> _Data for this task_:
▬▬▬▬▬▬▬▬▬▬

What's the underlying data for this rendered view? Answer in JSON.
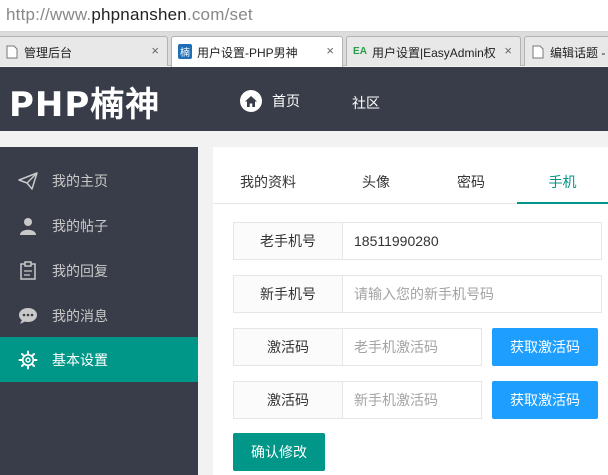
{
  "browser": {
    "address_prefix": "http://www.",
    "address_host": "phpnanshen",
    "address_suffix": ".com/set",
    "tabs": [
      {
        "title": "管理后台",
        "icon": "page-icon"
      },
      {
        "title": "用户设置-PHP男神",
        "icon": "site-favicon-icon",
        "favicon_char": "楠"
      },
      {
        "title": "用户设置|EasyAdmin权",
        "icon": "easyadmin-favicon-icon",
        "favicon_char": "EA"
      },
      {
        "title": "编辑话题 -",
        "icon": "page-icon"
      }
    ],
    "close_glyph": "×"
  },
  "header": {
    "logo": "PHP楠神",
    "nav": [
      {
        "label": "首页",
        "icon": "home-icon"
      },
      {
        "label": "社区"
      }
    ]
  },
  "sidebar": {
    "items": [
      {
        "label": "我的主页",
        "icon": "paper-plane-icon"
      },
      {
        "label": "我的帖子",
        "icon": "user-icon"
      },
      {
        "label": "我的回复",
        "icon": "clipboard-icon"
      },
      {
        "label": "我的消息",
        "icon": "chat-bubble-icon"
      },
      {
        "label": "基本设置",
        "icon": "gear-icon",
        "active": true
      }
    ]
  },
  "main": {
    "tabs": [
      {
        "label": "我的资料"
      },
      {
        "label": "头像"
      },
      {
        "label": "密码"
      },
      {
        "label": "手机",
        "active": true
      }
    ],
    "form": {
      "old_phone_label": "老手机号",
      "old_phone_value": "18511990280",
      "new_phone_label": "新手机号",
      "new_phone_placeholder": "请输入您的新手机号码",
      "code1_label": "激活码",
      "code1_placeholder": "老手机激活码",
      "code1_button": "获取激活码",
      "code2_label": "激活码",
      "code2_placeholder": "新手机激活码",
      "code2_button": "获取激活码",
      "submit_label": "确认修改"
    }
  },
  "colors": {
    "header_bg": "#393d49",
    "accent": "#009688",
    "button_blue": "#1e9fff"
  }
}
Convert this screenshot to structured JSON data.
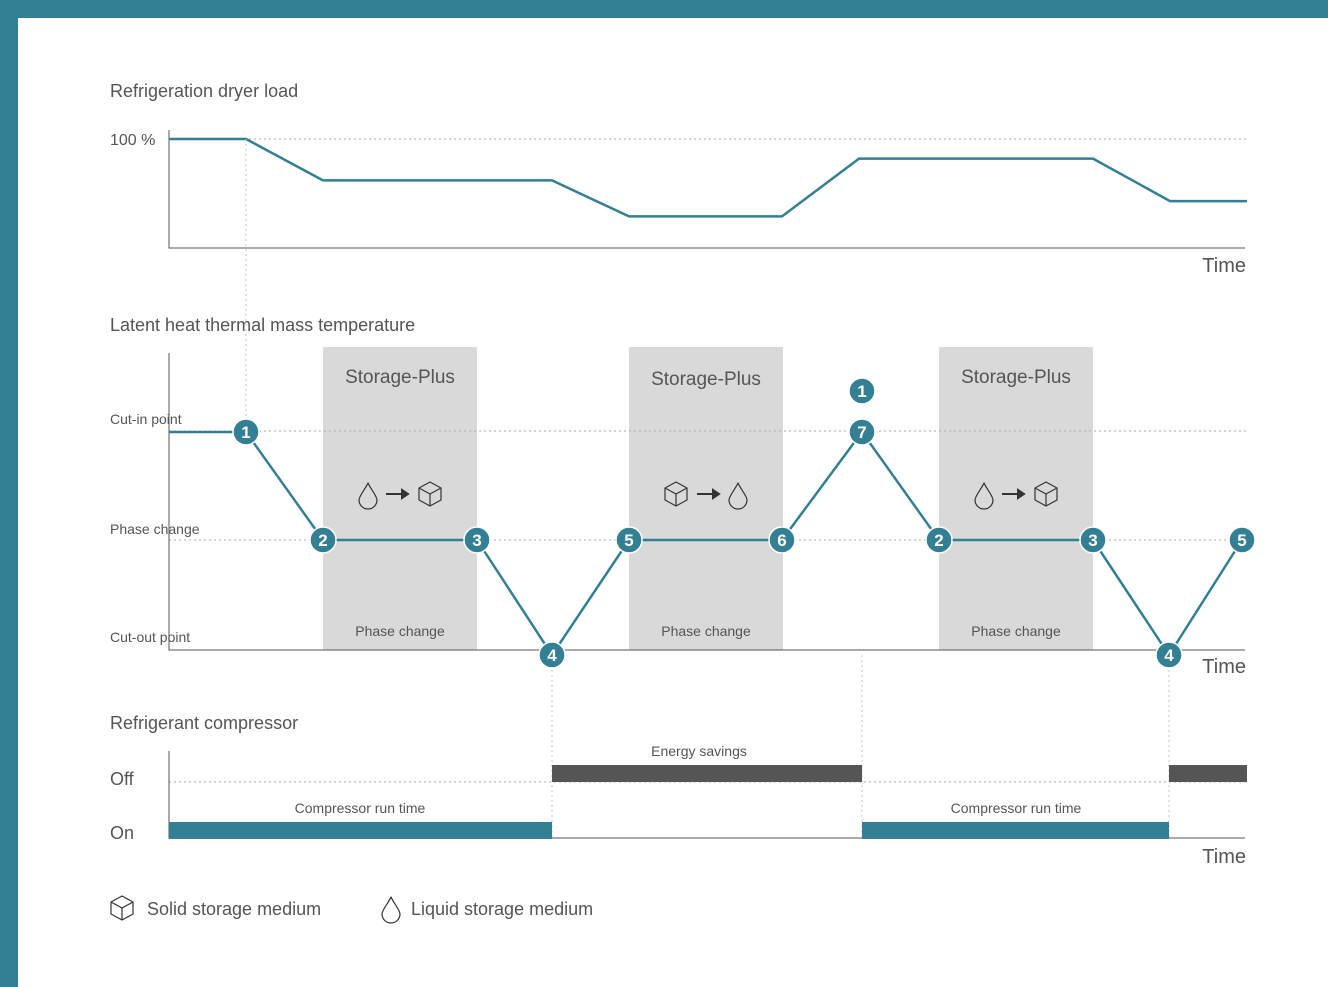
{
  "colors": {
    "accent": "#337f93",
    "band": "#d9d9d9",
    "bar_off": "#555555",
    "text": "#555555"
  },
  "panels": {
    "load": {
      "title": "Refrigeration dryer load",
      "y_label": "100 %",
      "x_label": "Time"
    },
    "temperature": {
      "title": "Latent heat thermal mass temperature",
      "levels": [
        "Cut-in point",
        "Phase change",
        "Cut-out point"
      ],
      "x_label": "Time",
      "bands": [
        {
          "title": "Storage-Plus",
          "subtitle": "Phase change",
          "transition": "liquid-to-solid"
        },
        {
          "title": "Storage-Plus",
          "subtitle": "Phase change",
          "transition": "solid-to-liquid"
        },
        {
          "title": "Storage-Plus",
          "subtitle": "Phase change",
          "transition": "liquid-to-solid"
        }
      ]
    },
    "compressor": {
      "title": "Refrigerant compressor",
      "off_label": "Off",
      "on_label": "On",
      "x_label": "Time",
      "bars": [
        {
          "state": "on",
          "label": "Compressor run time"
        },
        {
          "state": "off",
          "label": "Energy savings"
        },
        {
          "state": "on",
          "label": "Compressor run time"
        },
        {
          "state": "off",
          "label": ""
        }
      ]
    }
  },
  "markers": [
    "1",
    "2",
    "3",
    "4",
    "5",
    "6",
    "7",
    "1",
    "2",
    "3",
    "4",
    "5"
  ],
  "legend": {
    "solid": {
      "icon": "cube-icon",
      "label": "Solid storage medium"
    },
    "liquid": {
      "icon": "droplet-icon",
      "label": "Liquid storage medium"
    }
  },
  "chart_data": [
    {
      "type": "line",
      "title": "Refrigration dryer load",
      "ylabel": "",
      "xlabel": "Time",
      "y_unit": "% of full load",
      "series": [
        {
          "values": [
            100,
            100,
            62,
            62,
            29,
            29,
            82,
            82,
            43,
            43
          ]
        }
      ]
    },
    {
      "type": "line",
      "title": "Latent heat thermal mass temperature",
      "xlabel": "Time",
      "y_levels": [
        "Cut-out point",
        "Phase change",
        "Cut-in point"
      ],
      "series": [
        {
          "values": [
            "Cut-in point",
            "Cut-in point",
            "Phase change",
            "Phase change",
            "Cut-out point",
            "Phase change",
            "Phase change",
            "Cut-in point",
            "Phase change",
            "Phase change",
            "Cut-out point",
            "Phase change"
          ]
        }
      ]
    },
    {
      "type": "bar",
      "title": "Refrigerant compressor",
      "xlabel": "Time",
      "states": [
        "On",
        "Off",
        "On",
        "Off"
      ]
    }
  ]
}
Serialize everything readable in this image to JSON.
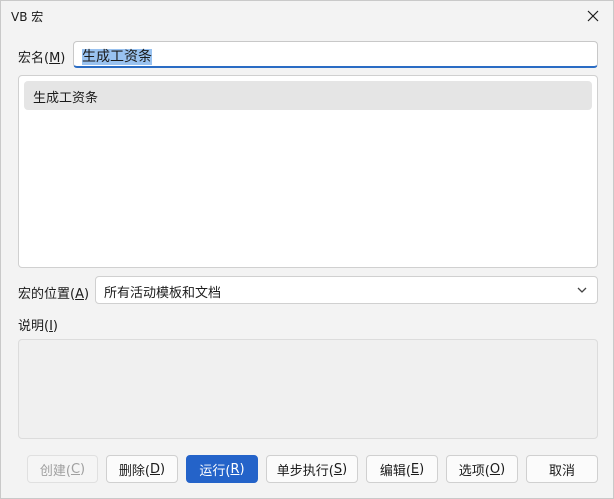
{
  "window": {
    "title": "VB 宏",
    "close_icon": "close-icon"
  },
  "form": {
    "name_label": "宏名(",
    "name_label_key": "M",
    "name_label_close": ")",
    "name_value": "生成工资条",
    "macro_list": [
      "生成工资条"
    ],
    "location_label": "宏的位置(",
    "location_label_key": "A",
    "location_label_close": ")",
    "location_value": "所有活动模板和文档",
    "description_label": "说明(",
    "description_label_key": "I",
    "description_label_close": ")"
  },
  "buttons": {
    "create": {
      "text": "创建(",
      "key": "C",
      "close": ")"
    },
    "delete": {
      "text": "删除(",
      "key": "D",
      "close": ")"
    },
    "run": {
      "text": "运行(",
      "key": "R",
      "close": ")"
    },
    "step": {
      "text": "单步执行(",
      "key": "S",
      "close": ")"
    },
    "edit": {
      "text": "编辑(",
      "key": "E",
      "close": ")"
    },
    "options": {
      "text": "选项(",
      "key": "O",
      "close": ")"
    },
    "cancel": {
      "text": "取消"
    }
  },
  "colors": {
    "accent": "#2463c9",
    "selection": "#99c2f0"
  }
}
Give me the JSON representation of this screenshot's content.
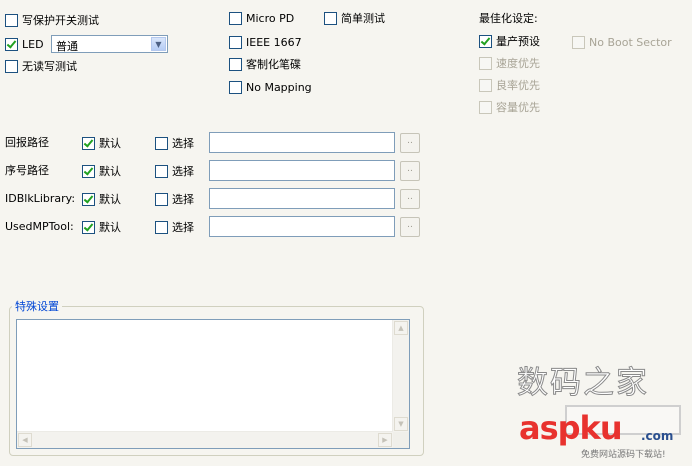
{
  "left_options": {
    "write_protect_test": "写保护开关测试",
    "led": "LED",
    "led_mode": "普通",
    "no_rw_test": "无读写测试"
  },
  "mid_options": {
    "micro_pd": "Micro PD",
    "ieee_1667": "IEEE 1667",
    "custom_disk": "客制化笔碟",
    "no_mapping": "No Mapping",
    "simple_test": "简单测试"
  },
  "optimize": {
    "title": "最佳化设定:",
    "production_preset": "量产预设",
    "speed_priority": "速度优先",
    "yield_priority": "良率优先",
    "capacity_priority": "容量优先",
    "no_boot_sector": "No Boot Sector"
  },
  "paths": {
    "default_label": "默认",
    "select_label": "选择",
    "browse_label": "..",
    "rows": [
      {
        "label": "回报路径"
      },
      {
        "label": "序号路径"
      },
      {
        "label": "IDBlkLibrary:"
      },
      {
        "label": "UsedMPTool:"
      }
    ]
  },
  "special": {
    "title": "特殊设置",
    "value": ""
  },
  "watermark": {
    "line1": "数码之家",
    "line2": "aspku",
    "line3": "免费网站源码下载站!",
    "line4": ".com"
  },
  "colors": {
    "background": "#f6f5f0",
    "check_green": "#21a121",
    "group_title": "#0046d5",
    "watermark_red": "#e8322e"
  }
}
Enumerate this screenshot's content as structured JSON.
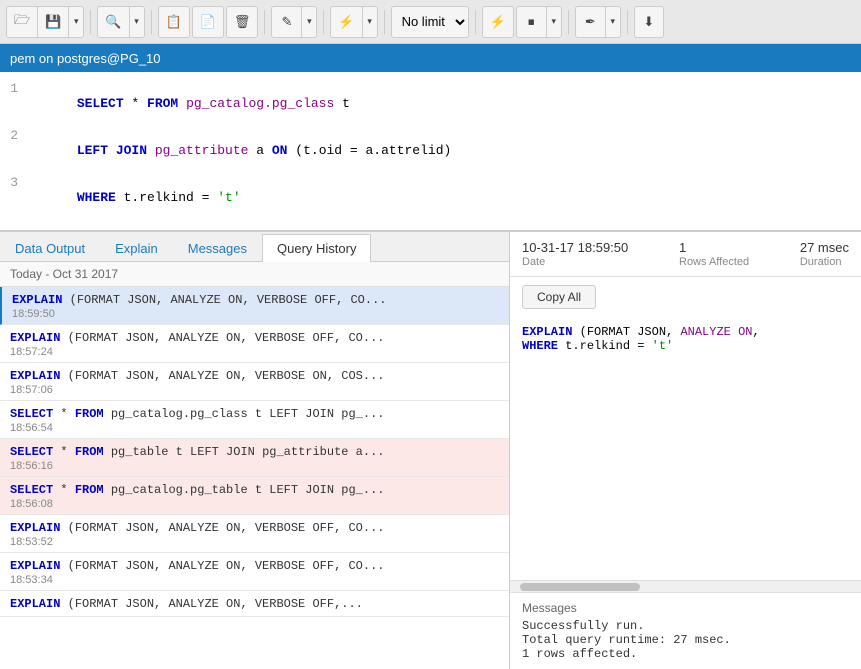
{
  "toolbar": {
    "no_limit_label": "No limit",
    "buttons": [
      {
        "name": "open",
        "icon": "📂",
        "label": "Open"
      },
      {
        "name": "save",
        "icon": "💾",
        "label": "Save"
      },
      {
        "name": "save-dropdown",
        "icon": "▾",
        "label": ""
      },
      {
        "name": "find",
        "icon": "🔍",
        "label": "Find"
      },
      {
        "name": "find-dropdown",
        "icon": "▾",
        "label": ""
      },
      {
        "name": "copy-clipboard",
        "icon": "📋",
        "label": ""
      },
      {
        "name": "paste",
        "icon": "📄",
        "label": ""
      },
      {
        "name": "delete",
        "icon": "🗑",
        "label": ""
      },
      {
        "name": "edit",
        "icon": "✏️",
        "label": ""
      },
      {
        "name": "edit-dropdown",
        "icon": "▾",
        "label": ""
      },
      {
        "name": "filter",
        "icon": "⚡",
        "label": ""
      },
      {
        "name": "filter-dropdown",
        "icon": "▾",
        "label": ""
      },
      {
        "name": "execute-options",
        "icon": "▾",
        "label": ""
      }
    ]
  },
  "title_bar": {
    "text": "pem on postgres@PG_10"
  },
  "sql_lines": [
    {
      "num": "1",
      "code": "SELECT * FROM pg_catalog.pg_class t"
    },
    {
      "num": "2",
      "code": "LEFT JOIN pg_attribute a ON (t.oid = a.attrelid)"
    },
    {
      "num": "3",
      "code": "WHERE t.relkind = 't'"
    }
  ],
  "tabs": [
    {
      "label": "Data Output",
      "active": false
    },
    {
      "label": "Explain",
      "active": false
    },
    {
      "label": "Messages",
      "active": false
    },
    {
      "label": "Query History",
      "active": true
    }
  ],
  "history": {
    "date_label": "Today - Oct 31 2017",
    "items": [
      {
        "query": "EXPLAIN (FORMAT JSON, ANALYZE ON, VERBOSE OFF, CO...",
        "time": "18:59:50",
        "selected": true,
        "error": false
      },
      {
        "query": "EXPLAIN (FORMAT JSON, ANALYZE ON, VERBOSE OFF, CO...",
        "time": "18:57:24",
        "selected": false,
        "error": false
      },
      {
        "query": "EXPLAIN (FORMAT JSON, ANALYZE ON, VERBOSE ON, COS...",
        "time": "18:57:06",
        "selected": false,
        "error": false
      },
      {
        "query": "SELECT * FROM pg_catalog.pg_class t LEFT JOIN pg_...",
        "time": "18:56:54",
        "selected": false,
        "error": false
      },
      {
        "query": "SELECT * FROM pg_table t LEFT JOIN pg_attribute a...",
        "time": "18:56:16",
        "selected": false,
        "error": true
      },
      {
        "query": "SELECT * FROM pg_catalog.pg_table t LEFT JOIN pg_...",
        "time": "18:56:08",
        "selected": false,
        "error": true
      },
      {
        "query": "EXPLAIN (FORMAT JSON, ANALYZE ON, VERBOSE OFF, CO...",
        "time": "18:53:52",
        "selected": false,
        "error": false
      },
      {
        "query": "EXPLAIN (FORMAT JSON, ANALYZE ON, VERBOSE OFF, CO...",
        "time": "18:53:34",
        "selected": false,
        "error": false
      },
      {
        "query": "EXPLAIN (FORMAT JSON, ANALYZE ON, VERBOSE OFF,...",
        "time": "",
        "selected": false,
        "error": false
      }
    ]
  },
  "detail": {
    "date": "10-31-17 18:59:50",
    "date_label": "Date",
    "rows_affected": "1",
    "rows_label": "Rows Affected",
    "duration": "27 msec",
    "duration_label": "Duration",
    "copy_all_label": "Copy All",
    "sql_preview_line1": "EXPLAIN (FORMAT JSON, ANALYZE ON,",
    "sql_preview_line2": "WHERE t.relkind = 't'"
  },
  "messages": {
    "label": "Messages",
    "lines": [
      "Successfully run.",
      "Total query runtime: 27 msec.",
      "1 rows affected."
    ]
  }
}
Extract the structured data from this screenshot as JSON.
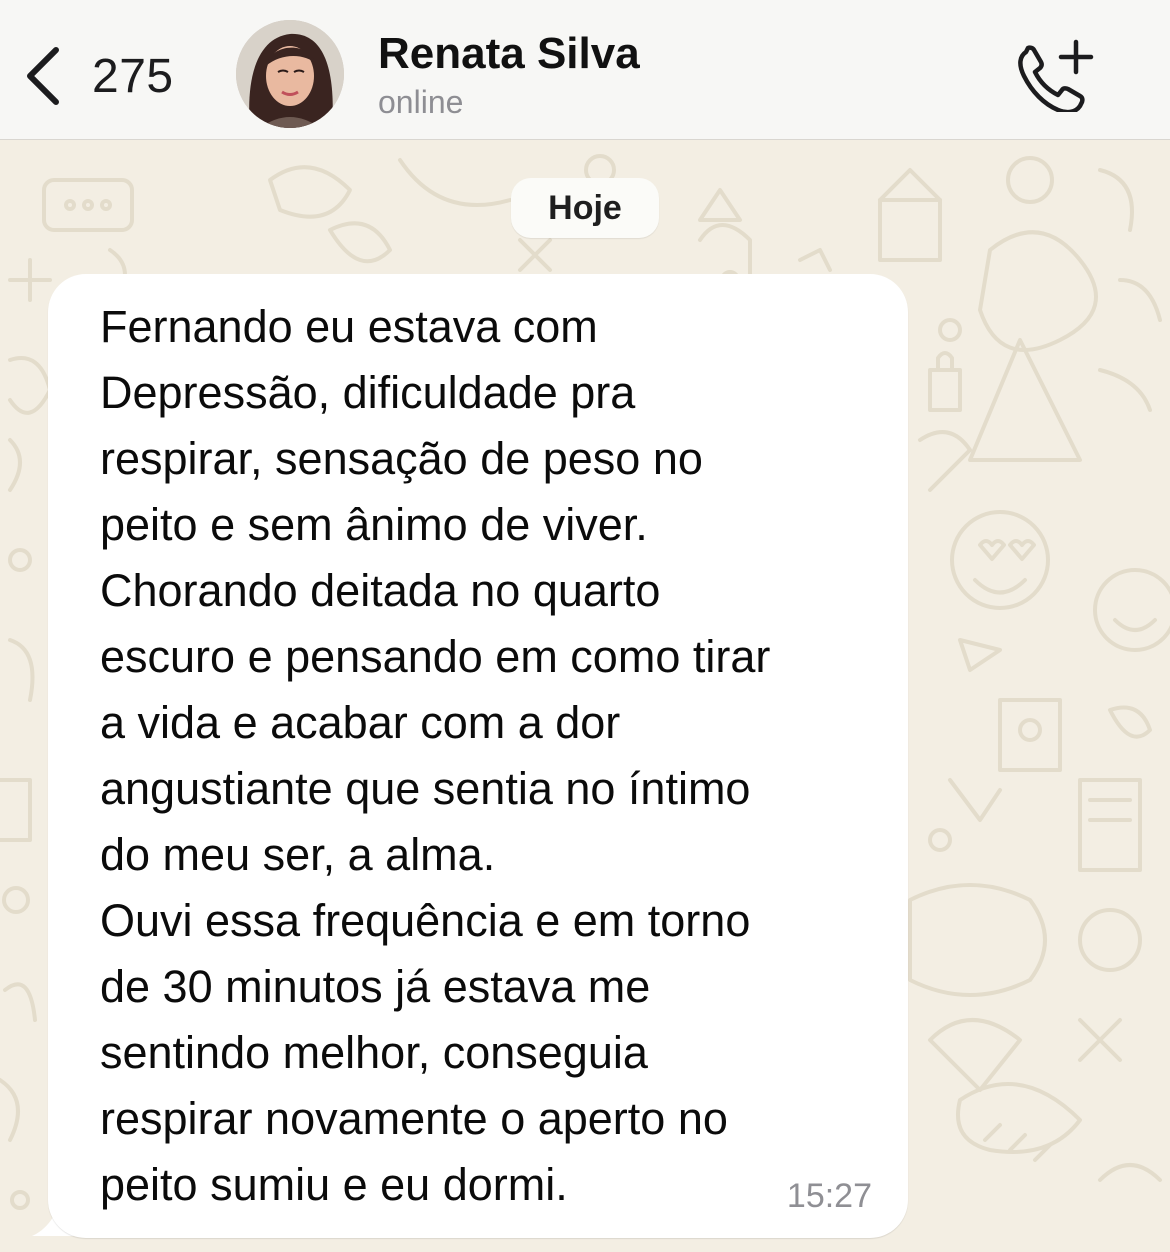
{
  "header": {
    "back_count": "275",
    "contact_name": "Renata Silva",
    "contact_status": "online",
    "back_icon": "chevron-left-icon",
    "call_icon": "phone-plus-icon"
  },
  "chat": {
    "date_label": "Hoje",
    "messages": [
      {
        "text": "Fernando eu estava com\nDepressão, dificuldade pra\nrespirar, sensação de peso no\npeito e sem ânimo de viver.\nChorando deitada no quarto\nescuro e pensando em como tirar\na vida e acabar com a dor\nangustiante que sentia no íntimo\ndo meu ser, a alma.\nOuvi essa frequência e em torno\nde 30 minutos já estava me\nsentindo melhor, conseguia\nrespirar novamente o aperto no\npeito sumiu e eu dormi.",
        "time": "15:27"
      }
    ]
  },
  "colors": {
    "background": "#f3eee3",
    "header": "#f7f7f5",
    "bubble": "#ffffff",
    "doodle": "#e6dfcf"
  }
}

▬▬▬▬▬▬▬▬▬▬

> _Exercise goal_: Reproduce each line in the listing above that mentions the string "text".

> _Answer for this exercise_:
    "text": "#555555"
      "text": "创建(",
      "text": "删除(",
      "text": "运行(",
      "text": "单步执行(",
      "text": "编辑(",
      "text": "选项(",
      "text": "取消"
    "text": "pem on postgres@PG_10"
        "text": "Fernando eu estava com\nDepressão, dificuldade pra\nrespirar, sensação de peso no\npeito e sem ânimo de viver.\nChorando deitada no quarto\nescuro e pensando em como tirar\na vida e acabar com a dor\nangustiante que sentia no íntimo\ndo meu ser, a alma.\nOuvi essa frequência e em torno\nde 30 minutos já estava me\nsentindo melhor, conseguia\nrespirar novamente o aperto no\npeito sumiu e eu dormi.",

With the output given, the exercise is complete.